* [Task requirements]
Search the listing below for the string "name" and copy every line where it occurs.

** Data section follows **

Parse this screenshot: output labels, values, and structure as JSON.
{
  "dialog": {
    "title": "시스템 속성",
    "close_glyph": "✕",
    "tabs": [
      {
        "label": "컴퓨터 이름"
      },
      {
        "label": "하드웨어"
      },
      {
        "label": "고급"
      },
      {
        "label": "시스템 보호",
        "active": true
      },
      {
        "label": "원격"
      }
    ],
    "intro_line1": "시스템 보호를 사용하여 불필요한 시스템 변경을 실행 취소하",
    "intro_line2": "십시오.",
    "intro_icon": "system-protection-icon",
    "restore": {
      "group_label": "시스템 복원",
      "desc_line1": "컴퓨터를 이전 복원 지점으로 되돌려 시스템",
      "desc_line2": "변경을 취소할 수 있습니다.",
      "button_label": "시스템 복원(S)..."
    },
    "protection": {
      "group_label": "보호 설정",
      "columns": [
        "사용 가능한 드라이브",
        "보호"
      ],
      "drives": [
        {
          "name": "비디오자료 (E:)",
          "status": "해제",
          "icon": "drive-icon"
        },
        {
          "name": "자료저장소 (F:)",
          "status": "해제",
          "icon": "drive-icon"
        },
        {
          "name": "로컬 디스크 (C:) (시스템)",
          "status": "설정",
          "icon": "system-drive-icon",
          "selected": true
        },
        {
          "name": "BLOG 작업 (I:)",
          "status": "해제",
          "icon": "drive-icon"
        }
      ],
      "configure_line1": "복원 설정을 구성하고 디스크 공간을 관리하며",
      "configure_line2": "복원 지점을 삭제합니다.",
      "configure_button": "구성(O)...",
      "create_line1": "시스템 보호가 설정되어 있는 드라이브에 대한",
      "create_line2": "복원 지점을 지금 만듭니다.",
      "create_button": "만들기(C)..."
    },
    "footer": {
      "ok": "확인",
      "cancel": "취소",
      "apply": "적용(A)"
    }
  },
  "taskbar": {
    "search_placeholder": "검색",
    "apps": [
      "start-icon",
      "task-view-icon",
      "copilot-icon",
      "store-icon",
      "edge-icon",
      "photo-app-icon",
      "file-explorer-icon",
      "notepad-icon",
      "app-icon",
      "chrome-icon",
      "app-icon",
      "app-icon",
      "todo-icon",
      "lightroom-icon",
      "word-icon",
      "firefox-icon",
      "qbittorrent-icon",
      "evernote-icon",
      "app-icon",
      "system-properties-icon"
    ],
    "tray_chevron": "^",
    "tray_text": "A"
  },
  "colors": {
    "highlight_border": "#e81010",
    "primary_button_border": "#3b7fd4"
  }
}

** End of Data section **

* [Task response]
          "name": "비디오자료 (E:)",
          "name": "자료저장소 (F:)",
          "name": "로컬 디스크 (C:) (시스템)",
          "name": "BLOG 작업 (I:)",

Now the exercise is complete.